House Democrats are pushing forward an aggressive bill to make prescription drugs more affordable—but free-market watchdogs warn that it could cause drugs to double in price.
H.R. 3, the “Elijah E. Cummings Lower Drug Costs Now Act,” would allow Medicare to negotiate prices with drug companies. However, if the bill is passed, drug companies that refuse to match prices to those in other countries’ government-run health care systems would be assessed a tax that can go as high as 95 percent of the gross sales of the drug.
Price Negotiation with Hammer
Although health care reformers are open to the idea of allowing Medicare to negotiate drug prices with manufacturers (see related article, page 1), H.R. 3 gives the government power to control the entire process.
“The text of H.R. 3 is pretty clear—any drug not subject to government-imposed price control is subject to a 95 percent tax on the gross sales from that drug,” says Ryan Ellis, president of the Center for a Free Economy. “Therefore, any drug subject to this tax can be expected to immediately double in price, at least.”

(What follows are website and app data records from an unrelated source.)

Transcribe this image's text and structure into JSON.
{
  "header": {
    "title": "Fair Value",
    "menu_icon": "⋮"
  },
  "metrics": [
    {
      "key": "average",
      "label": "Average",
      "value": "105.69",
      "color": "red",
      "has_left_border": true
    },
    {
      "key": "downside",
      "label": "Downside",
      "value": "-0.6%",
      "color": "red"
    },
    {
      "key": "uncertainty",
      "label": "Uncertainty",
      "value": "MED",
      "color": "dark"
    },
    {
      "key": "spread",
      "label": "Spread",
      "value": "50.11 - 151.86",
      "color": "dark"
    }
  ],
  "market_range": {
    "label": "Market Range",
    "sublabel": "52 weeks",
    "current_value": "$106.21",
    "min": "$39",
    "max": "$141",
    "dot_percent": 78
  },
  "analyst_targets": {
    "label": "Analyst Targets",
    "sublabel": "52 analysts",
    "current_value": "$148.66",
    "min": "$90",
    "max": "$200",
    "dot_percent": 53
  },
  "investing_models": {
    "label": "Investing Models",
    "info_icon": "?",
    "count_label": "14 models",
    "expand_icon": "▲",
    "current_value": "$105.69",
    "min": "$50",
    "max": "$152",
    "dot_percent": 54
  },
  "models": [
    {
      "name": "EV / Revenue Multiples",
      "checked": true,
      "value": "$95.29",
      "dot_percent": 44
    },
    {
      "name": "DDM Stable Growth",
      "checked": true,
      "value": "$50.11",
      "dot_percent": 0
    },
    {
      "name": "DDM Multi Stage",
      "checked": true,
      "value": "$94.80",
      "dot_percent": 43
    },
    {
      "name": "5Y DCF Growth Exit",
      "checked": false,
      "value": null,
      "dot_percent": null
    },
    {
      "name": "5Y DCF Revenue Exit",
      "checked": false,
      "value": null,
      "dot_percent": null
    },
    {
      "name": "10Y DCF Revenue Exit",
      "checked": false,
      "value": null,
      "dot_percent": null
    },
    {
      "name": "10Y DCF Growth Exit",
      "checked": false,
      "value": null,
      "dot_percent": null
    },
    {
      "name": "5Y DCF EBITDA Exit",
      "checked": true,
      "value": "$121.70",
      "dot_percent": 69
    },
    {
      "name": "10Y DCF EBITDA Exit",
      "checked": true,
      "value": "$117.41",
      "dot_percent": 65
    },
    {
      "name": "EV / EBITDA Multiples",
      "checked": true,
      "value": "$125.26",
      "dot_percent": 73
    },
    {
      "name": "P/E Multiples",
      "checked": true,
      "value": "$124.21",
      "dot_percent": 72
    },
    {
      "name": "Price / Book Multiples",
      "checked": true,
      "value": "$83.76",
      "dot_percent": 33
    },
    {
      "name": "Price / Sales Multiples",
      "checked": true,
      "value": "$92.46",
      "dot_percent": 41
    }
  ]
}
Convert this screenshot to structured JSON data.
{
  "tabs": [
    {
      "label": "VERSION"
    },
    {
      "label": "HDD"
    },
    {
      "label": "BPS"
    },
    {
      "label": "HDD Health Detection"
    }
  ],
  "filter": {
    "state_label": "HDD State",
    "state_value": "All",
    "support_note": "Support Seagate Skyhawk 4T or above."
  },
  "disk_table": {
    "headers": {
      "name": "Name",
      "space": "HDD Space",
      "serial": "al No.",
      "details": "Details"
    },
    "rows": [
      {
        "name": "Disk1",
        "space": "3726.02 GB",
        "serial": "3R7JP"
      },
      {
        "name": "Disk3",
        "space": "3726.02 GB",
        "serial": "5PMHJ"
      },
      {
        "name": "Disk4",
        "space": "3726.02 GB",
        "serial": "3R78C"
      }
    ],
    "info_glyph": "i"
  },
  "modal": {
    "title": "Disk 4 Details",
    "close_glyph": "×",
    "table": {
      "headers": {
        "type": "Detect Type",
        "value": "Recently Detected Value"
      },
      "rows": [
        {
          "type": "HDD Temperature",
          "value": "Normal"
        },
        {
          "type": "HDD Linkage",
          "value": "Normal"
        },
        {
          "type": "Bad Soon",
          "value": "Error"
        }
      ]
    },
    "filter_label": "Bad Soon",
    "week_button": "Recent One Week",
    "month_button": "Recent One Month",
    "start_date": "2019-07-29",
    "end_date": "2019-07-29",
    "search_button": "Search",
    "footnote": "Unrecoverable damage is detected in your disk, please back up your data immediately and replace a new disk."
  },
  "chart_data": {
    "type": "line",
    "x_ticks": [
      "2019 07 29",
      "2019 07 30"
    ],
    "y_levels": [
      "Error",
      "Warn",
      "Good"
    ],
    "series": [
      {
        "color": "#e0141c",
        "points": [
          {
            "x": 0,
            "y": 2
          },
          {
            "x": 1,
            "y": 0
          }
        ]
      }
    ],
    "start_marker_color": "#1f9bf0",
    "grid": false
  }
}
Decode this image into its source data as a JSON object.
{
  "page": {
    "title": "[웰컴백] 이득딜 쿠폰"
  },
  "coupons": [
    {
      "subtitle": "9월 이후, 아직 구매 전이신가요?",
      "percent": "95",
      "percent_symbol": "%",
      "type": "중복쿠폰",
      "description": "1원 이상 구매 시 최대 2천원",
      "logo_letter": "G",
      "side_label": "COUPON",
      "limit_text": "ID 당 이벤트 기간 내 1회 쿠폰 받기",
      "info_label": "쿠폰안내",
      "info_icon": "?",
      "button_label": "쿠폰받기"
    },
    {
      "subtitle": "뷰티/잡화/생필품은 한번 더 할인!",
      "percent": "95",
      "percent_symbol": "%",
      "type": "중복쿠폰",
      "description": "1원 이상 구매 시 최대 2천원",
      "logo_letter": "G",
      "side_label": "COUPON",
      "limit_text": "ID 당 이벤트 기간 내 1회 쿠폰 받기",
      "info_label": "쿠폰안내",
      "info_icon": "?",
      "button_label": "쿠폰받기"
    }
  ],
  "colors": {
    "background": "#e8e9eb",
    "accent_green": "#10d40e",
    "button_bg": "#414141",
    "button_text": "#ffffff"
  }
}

It is not true that most drugs are unaffordable for the average American, Ellis tells Health Care News.
“The biggest myth about prescription drug costs is that they are generally high,” Ellis said. “That’s true for new breakthrough drugs, but those are few and far between. Most drugs are pretty cheap since we have generics and since patent lives have expired on innovator versions. Drug costs are actually really not that bad, especially compared to things like hospitals.”
How Price Controls Backfire
Prices for common generic drugs have dropped by 37 percent since 2014, while branded drug prices have increased by over 60 percent, according to the Peterson Center on Healthcare. Among adults who currently take prescription drugs, 46 percent say it is “very easy” to afford their medications, and only 9 percent say it is “very difficult.
When the government tampers with the market, it can lead to escalating costs, Ellis says. Ellis points to a chart published on January 11, 2019, by the American Enterprise Institute (see graph), which shows how prices skyrocket in health care and hospital service when they are highly regulated.
The only way for prices to come down is to allow health care to function like other markets, Ellis says.
“Prescription drugs should be like buying laptops or low-carb candy bars,” Ellis said. “The prices ought to accurately reflect the drug, without middlemen or other inefficiencies. Even better, make the whole transaction tax-free.”
Ashley Herzog (email@example.com) writes from Avon Lake, Ohio.